Hi, I went for a 60 : 40 ratio of reflection to absorption. These panels will form part of an array which are hung from the ceiling at a 12 degree angle as per the 3d model below. There is an aesthetic appeal to this design also.interesting, how did you calculate the hole sizes? as in the perforation percentage? and why did you use MDF out of interest? say instead of plywood or solid wood slats?
that looks good, so you're building QRD diffusers then? I build one this year and it was a hell of a challenge, mainly because I did it with hand tools, I was actually surprised at how difficult it was and how time consuming it is but boy do they make a difference.Hi, I went for a 60 : 40 ratio of reflection to absorption. These panels will form part of an array which are hung from the ceiling at a 12 degree angle as per the 3d model below. There is an aesthetic appeal to this design also.
Thanks for showing this, I followed your direction to look on google but its much better to see as work in progress.
Lovely work. It looks great.Here is my contribution. My wife needed a hall or console table and this is what I came up with. The wood is all elm, except for the drawer sides and runners. It is my third piece of furniture and I was looking to match the grain. What I have learned so far is that a beautiful piece of wood takes the eye off not quite so beautiful joinery. But my wife likes it so job done.View attachment 95425
Cheers.Hi Blackteaonesugar, very nice work, love the way you angled back to plywood edge around the drawers.
What did you use to dye it red please?
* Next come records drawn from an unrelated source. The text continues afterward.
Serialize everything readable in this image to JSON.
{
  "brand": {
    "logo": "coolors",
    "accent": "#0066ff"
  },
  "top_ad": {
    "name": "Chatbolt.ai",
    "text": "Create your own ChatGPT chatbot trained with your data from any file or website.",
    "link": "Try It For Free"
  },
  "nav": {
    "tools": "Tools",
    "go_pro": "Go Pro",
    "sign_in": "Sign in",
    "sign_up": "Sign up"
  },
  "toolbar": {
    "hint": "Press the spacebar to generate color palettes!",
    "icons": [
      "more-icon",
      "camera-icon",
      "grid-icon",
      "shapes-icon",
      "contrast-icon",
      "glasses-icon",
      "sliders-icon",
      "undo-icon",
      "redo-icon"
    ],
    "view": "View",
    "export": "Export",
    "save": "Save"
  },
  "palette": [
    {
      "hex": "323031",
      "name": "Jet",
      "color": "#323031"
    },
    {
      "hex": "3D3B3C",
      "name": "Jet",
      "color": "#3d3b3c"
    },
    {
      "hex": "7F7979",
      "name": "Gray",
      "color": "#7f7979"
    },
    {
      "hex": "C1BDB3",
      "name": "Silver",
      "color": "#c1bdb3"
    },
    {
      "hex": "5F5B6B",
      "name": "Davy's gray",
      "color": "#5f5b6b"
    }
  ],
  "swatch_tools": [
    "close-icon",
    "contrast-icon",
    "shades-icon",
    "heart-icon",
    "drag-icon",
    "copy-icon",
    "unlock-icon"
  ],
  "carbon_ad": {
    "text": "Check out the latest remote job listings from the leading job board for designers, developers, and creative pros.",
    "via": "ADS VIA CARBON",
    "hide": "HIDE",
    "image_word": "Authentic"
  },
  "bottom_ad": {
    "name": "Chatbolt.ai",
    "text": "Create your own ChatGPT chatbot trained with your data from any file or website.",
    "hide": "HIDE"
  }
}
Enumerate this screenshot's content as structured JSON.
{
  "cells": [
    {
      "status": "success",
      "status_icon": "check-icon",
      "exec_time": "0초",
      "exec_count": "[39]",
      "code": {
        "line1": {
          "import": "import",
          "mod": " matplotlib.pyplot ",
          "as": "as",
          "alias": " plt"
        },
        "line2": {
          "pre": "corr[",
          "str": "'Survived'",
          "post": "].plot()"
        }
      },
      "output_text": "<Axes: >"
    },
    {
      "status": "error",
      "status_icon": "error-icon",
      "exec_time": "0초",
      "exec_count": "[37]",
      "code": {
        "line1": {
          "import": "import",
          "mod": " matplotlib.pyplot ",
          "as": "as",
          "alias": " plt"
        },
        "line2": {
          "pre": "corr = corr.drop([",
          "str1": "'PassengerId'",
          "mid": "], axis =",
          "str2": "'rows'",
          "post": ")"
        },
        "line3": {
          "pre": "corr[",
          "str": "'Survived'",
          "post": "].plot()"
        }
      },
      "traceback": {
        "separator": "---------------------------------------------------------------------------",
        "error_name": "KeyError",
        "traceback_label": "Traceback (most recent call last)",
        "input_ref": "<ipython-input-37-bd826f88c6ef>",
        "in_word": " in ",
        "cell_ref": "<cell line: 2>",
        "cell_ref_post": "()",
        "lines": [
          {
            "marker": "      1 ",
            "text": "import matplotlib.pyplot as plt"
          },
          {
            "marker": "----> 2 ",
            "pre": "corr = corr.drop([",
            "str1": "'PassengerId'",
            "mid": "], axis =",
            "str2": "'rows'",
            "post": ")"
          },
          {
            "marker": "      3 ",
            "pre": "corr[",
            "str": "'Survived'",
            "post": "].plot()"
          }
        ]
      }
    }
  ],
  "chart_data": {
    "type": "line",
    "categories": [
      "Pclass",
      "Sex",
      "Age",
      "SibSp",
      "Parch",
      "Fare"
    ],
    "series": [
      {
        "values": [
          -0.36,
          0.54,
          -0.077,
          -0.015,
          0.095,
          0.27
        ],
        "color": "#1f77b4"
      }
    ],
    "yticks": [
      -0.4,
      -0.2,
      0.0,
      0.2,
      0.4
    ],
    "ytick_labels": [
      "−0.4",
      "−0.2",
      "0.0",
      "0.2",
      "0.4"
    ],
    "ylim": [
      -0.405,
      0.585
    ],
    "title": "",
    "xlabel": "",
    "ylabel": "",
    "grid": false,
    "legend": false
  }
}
I can see dads desk with the three drawers and then I can see the smallest unit for his boy, what is the one in between used for with the pull-out tray arrangement ?